How much does senior management really need to know? They need to know when the building is on fire of course, but do they need to know when one of the stairs is making a squeaking noise too? This is what Michelle Symonds discloses in an illuminating post for PM Hut. Here is what she has to say:
When you’re managing a particularly complex project which runs for a long time and involves several different work streams, it can be difficult to know the best way to communicate problems and potential risks to senior management.
Rule of Thumb
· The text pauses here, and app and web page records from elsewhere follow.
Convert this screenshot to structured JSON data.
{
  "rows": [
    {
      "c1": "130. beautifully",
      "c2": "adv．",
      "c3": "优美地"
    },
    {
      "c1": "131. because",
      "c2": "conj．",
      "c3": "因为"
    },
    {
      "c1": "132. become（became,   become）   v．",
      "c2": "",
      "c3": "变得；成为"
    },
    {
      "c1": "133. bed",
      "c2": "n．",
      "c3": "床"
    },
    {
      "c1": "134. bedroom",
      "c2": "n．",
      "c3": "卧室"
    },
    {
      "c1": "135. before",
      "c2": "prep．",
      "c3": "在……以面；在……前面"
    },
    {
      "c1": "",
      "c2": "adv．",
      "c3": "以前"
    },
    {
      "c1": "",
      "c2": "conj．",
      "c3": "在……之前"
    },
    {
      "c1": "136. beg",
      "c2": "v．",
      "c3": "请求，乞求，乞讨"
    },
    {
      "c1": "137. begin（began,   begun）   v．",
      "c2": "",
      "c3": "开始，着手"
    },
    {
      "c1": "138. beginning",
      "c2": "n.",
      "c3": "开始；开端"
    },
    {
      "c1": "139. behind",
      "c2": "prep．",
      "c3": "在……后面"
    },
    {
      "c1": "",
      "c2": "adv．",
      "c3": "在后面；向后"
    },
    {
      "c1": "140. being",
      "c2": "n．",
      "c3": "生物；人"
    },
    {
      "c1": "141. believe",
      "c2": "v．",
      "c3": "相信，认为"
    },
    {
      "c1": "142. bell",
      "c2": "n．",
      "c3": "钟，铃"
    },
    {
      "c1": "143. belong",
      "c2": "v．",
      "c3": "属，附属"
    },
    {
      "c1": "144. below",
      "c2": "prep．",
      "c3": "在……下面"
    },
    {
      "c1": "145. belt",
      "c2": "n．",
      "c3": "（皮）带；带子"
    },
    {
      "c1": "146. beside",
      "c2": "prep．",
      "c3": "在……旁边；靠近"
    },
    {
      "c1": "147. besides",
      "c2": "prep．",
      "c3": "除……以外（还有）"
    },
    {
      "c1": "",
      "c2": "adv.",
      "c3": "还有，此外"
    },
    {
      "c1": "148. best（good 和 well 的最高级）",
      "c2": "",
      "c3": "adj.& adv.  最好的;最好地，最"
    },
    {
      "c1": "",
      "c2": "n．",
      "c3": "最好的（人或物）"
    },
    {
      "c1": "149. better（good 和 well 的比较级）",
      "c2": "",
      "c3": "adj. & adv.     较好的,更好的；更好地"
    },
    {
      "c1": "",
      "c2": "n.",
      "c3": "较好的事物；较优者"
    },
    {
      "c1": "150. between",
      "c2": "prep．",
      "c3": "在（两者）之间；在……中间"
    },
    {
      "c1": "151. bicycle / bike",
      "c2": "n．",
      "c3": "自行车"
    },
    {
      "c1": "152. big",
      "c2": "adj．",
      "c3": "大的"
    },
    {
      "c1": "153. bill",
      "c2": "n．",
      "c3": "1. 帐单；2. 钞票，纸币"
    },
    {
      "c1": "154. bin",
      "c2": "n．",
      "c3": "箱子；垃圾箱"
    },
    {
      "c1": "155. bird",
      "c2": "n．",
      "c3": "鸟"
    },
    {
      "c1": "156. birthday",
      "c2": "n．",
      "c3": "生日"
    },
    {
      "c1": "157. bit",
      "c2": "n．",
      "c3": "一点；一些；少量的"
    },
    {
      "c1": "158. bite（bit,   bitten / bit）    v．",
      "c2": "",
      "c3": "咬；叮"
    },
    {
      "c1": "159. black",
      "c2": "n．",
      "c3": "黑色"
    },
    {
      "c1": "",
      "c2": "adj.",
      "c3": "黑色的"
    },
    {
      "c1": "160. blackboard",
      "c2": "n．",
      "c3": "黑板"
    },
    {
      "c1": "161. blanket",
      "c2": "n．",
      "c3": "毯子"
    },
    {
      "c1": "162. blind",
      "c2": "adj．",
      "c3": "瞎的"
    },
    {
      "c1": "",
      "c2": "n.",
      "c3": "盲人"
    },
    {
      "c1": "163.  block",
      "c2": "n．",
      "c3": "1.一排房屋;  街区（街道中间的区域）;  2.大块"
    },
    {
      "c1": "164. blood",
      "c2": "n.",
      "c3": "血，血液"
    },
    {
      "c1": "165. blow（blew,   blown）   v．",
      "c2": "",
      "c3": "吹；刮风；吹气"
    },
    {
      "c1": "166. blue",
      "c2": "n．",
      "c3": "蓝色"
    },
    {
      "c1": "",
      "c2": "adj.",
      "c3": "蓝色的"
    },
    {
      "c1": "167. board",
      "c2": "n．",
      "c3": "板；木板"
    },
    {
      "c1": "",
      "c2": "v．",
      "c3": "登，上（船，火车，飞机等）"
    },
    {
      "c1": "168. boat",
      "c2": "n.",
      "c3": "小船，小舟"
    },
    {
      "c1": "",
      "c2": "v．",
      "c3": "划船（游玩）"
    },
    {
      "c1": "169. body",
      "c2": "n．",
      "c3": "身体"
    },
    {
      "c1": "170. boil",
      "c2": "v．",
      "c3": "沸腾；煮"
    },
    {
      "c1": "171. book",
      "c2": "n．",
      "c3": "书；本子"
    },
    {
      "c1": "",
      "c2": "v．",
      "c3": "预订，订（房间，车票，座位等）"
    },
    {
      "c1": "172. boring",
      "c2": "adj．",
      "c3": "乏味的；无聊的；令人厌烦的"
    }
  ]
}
The way a risk manager informs superiors will vary by organization, job role, and project type. Although there is no single way to go about reporting risk, as a rule of thumb, it’s best to get a feel for your disclosure strategy during project management training. As another general guideline, Symonds advises to stay away from delivering particular results, while embracing others:
- open risks
- overall risks
- full risk totals
- closed risks
- low risks
Denoting the level of impacts is also of significance. For instance, how will risks impact a project budget? To get a better feel for the perspective of executive management, try imagining risks from a managerial viewpoint. Talk to stakeholders. Find out what concerns they have.
The Right Risks
Presenting management with too many risks simultaneously, as in the case of monthly risk trend reports, can scramble the data. Instead, present a narrow list of crucial risks to determine trends and flashpoints. And, as always, bring forth the highest risks available. If the “highest” risks are different each month, it will reflect well on your efforts.
You can read the entire post at: http://www.pmhut.com/what-is-the-most-important-risk-information-to-report-to-senior-management